RECORDS SUPPLIED:
....

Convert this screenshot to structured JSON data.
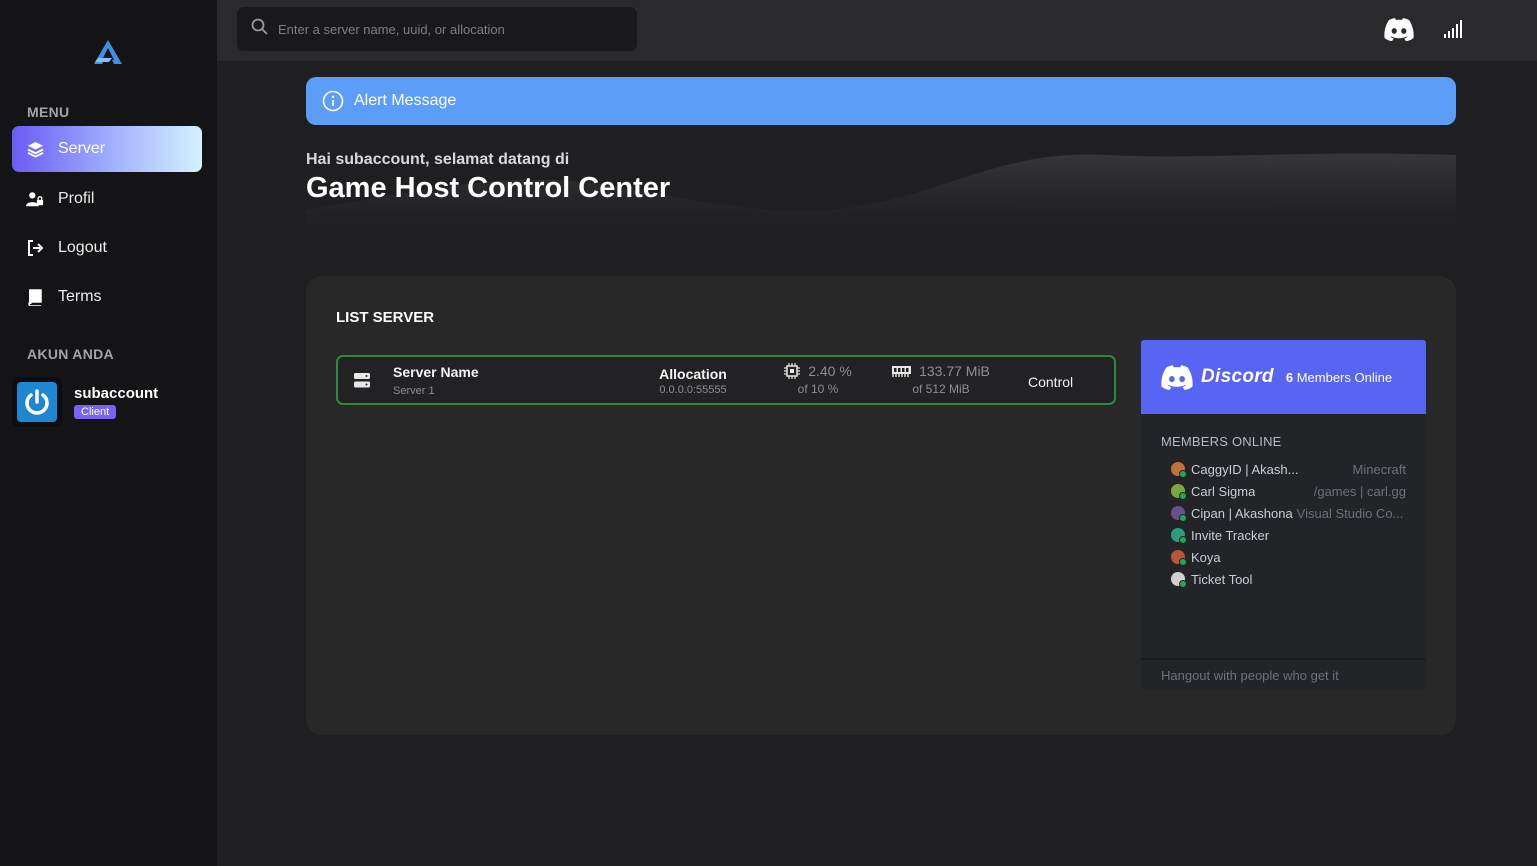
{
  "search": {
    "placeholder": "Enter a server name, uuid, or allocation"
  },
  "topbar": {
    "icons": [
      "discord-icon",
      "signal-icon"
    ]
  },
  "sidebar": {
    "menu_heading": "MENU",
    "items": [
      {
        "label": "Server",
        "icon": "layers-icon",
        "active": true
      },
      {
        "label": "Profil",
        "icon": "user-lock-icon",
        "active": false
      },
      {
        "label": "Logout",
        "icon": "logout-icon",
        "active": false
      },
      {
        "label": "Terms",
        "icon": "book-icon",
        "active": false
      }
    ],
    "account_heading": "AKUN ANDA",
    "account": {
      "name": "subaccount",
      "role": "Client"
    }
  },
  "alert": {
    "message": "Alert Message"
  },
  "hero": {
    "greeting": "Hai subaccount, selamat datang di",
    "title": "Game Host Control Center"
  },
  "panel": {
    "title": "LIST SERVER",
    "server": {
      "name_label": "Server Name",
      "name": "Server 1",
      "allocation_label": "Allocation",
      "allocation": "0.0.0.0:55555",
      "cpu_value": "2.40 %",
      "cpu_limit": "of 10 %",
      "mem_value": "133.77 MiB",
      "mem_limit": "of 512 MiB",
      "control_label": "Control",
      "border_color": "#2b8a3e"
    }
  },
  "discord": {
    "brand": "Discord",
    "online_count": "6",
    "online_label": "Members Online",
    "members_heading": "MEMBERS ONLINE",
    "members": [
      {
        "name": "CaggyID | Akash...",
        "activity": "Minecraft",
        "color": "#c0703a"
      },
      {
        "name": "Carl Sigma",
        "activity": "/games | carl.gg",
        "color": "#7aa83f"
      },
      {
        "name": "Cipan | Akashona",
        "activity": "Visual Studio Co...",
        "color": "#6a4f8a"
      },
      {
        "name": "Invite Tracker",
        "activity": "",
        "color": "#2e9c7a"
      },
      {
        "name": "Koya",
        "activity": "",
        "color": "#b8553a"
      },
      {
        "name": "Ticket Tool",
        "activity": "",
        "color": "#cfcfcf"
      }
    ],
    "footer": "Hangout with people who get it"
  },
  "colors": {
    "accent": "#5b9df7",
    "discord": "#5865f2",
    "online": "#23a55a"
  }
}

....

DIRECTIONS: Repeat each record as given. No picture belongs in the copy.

ANSWER SECTION:
Convert this screenshot to structured JSON data.
{
  "search": {
    "placeholder": "Enter a server name, uuid, or allocation"
  },
  "topbar": {
    "icons": [
      "discord-icon",
      "signal-icon"
    ]
  },
  "sidebar": {
    "menu_heading": "MENU",
    "items": [
      {
        "label": "Server",
        "icon": "layers-icon",
        "active": true
      },
      {
        "label": "Profil",
        "icon": "user-lock-icon",
        "active": false
      },
      {
        "label": "Logout",
        "icon": "logout-icon",
        "active": false
      },
      {
        "label": "Terms",
        "icon": "book-icon",
        "active": false
      }
    ],
    "account_heading": "AKUN ANDA",
    "account": {
      "name": "subaccount",
      "role": "Client"
    }
  },
  "alert": {
    "message": "Alert Message"
  },
  "hero": {
    "greeting": "Hai subaccount, selamat datang di",
    "title": "Game Host Control Center"
  },
  "panel": {
    "title": "LIST SERVER",
    "server": {
      "name_label": "Server Name",
      "name": "Server 1",
      "allocation_label": "Allocation",
      "allocation": "0.0.0.0:55555",
      "cpu_value": "2.40 %",
      "cpu_limit": "of 10 %",
      "mem_value": "133.77 MiB",
      "mem_limit": "of 512 MiB",
      "control_label": "Control",
      "border_color": "#2b8a3e"
    }
  },
  "discord": {
    "brand": "Discord",
    "online_count": "6",
    "online_label": "Members Online",
    "members_heading": "MEMBERS ONLINE",
    "members": [
      {
        "name": "CaggyID | Akash...",
        "activity": "Minecraft",
        "color": "#c0703a"
      },
      {
        "name": "Carl Sigma",
        "activity": "/games | carl.gg",
        "color": "#7aa83f"
      },
      {
        "name": "Cipan | Akashona",
        "activity": "Visual Studio Co...",
        "color": "#6a4f8a"
      },
      {
        "name": "Invite Tracker",
        "activity": "",
        "color": "#2e9c7a"
      },
      {
        "name": "Koya",
        "activity": "",
        "color": "#b8553a"
      },
      {
        "name": "Ticket Tool",
        "activity": "",
        "color": "#cfcfcf"
      }
    ],
    "footer": "Hangout with people who get it"
  },
  "colors": {
    "accent": "#5b9df7",
    "discord": "#5865f2",
    "online": "#23a55a"
  }
}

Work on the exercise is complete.